United States Senior District Judge for the Eastern District of Pennsylvania, designated to participate in place of Chief Judge WORLEY, pursuant to provisions of Section 294(d), Title 28, United States Code


While all three decisions on motion aresigned by the same "Primary Examiner," appellant's counsel stated at oral argument that they were in fact three decisions by three different examiners. If this be so, two examiners were of the opinion Phillips supports counts 18 and 19, with official approval by a third.


In the absence of ambiguity, it is neither necessary or proper to look to the specific apparatus described in the Lynch et al. patent in the interpretation of the counts. It appears to us that the board did this in construing the counts. We think it should not have done so but do not find it necessary to discuss this point further


We are aware of appellee's argument that each of these slidewires does not separately and independentlydetermine the signal frequency and we agree. We are saying that each independently has a control over frequency, the actual frequency produced being, of course, determined by the setting of all three slidewires.


See note 1. This is said to be by a different examiner


This seems to have been approached in accordance with the rule against the double inclusion of elements in claim interpretation, a rule which is not of universal application and has its exceptions. See Ellis, "Patent Claims," sec. 17; McCrady, "Patent Office Practice," 4th ed., sec. 82, which says, in part:

Where the elements of a claim are in the form of means plus a statement of function it is permissible that some elements be common to two such means. [Cases cited.]


In discussing count 17 containing a proportioning limitation, the board held it to be supported by 54M. It said, "We do not understand that Lynch et al. contend otherwise."


SMITH, Judge, (concurring, with whom MARTIN, Judge, joins).

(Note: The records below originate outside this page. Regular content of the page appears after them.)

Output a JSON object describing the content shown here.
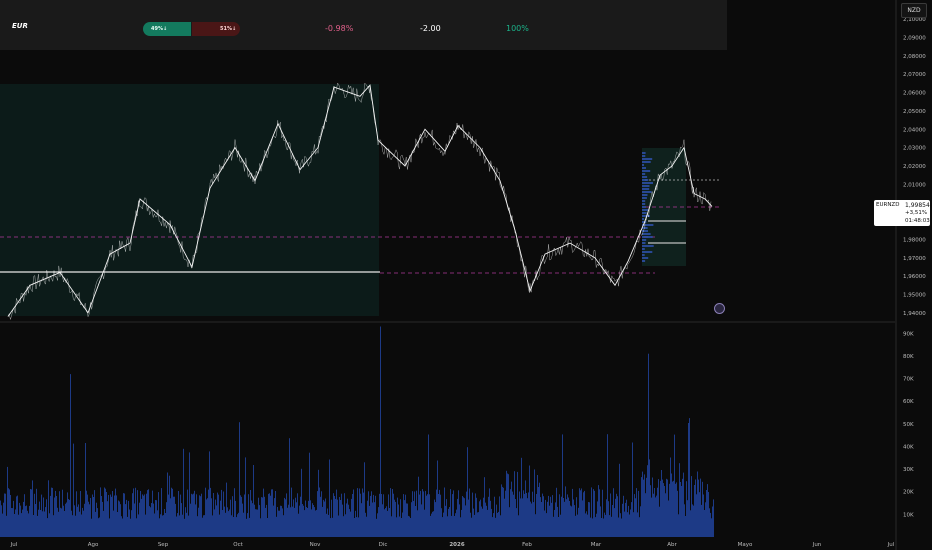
{
  "header": {
    "symbol": "EUR",
    "buy_pct": "49%↓",
    "sell_pct": "51%↓",
    "change": "-0.98%",
    "value": "-2.00",
    "percent": "100%"
  },
  "currency_button": "NZD",
  "price_tag": {
    "symbol": "EURNZD",
    "price": "1,99854",
    "change": "+3,51%",
    "time": "01:48:03"
  },
  "colors": {
    "background": "#0b0b0b",
    "candles": "#ffffff",
    "volume": "#1d3a86",
    "zone": "#0e2a26",
    "dashed_level": "#b03a9a",
    "header_bg": "#1a1a1a",
    "buy": "#137a5e",
    "sell": "#4a1616",
    "negative": "#e0608a",
    "positive": "#1bb38a"
  },
  "chart_data": [
    {
      "type": "line",
      "series": [
        {
          "x": [
            "Jul",
            "Ago",
            "Sep",
            "Oct",
            "Nov",
            "Dic",
            "2026",
            "Feb",
            "Mar",
            "Abr"
          ],
          "values": [
            1.946,
            1.953,
            1.985,
            2.012,
            2.054,
            2.018,
            2.026,
            1.975,
            1.961,
            2.026
          ]
        }
      ],
      "x_tick_labels": [
        "Jul",
        "Ago",
        "Sep",
        "Oct",
        "Nov",
        "Dic",
        "2026",
        "Feb",
        "Mar",
        "Abr",
        "Mayo",
        "Jun",
        "Jul"
      ],
      "y_tick_labels": [
        "2,10000",
        "2,09000",
        "2,08000",
        "2,07000",
        "2,06000",
        "2,05000",
        "2,04000",
        "2,03000",
        "2,02000",
        "2,01000",
        "2,00000",
        "1,99000",
        "1,98000",
        "1,97000",
        "1,96000",
        "1,95000",
        "1,94000"
      ],
      "ylim": [
        1.935,
        2.105
      ],
      "last_price": 1.99854
    },
    {
      "type": "bar",
      "y_tick_labels": [
        "90K",
        "80K",
        "70K",
        "60K",
        "50K",
        "40K",
        "30K",
        "20K",
        "10K"
      ],
      "ylim": [
        0,
        95000
      ],
      "peaks": [
        {
          "x": "Ago",
          "value": 72000
        },
        {
          "x": "Dic",
          "value": 93000
        },
        {
          "x": "Mar",
          "value": 81000
        }
      ]
    }
  ]
}
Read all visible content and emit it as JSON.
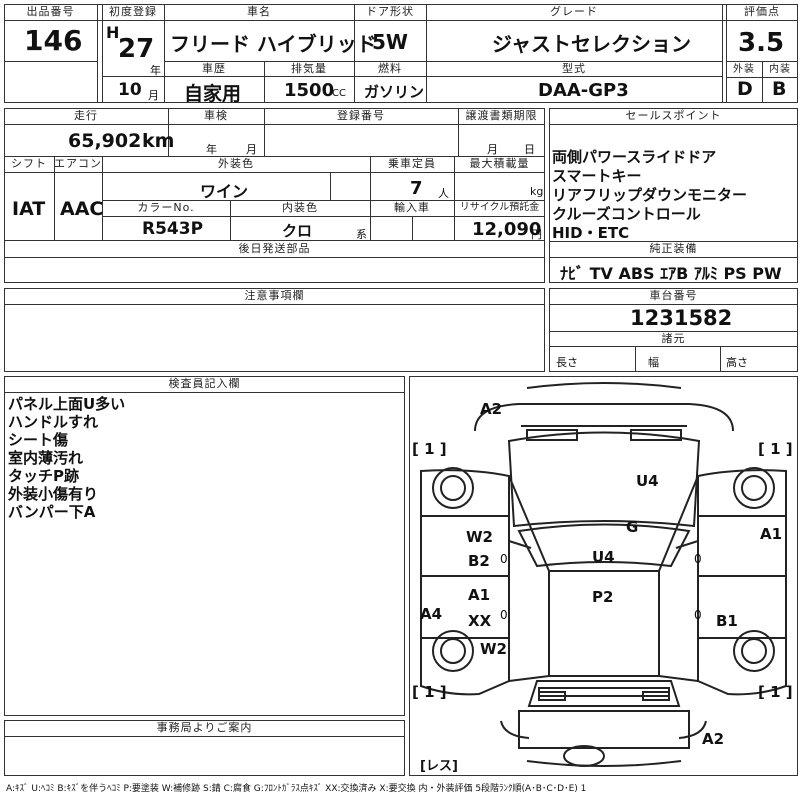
{
  "header_labels": {
    "lot_no": "出品番号",
    "first_reg": "初度登録",
    "car_name": "車名",
    "door": "ドア形状",
    "grade": "グレード",
    "score": "評価点",
    "history": "車歴",
    "displacement": "排気量",
    "fuel": "燃料",
    "model": "型式",
    "exterior": "外装",
    "interior": "内装"
  },
  "lot_no": "146",
  "era": "H",
  "year": "27",
  "year_unit": "年",
  "month": "10",
  "month_unit": "月",
  "car_name": "フリード ハイブリッド",
  "door": "5W",
  "grade": "ジャストセレクション",
  "score": "3.5",
  "history": "自家用",
  "displacement": "1500",
  "displacement_unit": "CC",
  "fuel": "ガソリン",
  "model": "DAA-GP3",
  "exterior_score": "D",
  "interior_score": "B",
  "row2_labels": {
    "mileage": "走行",
    "inspection": "車検",
    "reg_no": "登録番号",
    "transfer": "譲渡書類期限",
    "sales_point": "セールスポイント",
    "shift": "シフト",
    "aircon": "エアコン",
    "ext_color": "外装色",
    "capacity": "乗車定員",
    "max_load": "最大積載量",
    "color_no": "カラーNo.",
    "int_color": "内装色",
    "import": "輸入車",
    "recycle": "リサイクル預託金",
    "later_parts": "後日発送部品",
    "equipment": "純正装備",
    "caution": "注意事項欄",
    "chassis_no": "車台番号",
    "dimensions": "諸元",
    "inspector": "検査員記入欄",
    "office": "事務局よりご案内"
  },
  "mileage": "65,902",
  "mileage_unit": "km",
  "insp_year": "年",
  "insp_month": "月",
  "transfer_month": "月",
  "transfer_day": "日",
  "shift": "IAT",
  "aircon": "AAC",
  "ext_color": "ワイン",
  "capacity": "7",
  "capacity_unit": "人",
  "load_unit": "kg",
  "color_no": "R543P",
  "int_color": "クロ",
  "int_color_unit": "系",
  "recycle": "12,090",
  "recycle_unit": "円",
  "sales_points": [
    "両側パワースライドドア",
    "スマートキー",
    "リアフリップダウンモニター",
    "クルーズコントロール",
    "HID・ETC"
  ],
  "equipment": "ﾅﾋﾞ  TV  ABS ｴｱB ｱﾙﾐ PS PW",
  "chassis_no": "1231582",
  "dim_length": "長さ",
  "dim_width": "幅",
  "dim_height": "高さ",
  "inspector_notes": [
    "パネル上面U多い",
    "ハンドルすれ",
    "シート傷",
    "室内薄汚れ",
    "タッチP跡",
    "外装小傷有り",
    "バンパー下A"
  ],
  "diagram_marks": {
    "front_bumper": "A2",
    "hood": "U4",
    "windshield": "G",
    "roof": "U4",
    "rear_roof": "P2",
    "left_front_door": "W2",
    "left_front_door2": "B2",
    "left_rear_door": "A1",
    "left_rear_door2": "XX",
    "left_rear": "W2",
    "right_front": "A1",
    "right_rear": "B1",
    "left_side": "A4",
    "rear_bumper": "A2",
    "tire_fl": "1",
    "tire_fr": "1",
    "tire_rl": "1",
    "tire_rr": "1",
    "zero1": "0",
    "zero2": "0",
    "zero3": "0",
    "zero4": "0",
    "bottom_label": "レス"
  },
  "legend": "A:ｷｽﾞ U:ﾍｺﾐ B:ｷｽﾞを伴うﾍｺﾐ P:要塗装 W:補修跡 S:錆 C:腐食 G:ﾌﾛﾝﾄｶﾞﾗｽ点ｷｽﾞ XX:交換済み X:要交換  内・外装評価 5段階ﾗﾝｸ順(A･B･C･D･E) 1"
}
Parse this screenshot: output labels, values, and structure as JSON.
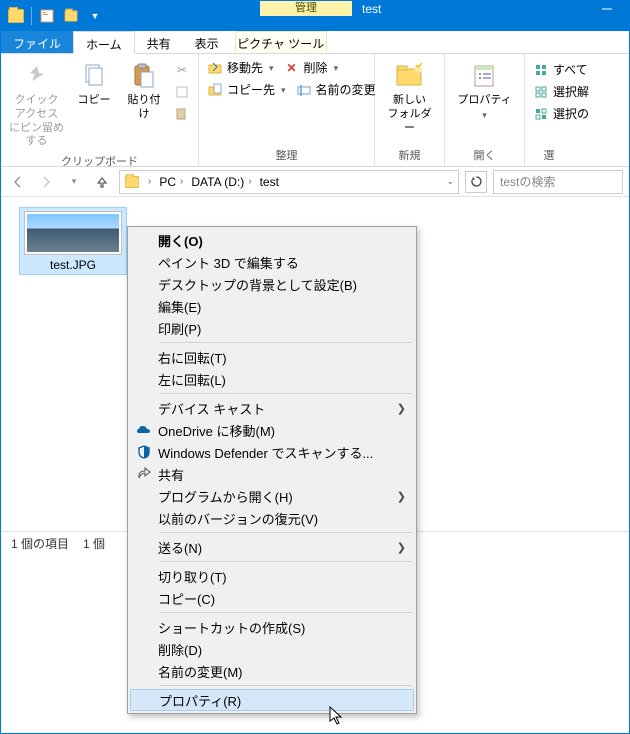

It is clear from a reading of the respective specifications before us that we are dealing with inventions having different embodiments in electric power control systems. The counts in issue, however, are not drawn to the specific systems disclosed but include several "means" clauses.


Thus, the "invention" defined by the counts is much broader than the specific embodiments disclosed in the respective specifications. It is the "invention" as defined by the counts which must be considered in resolving the issue before us: does appellant's specification disclose the "invention" defined by the count? Both parties have urged us to examine both specifications in resolving the issue. Doing so I find that the result reached by the majority is correct. The invention as defined in the counts, when considered in relation to the respective specifications, warrants the majority in reversing the decision below. I therefore concur in this result.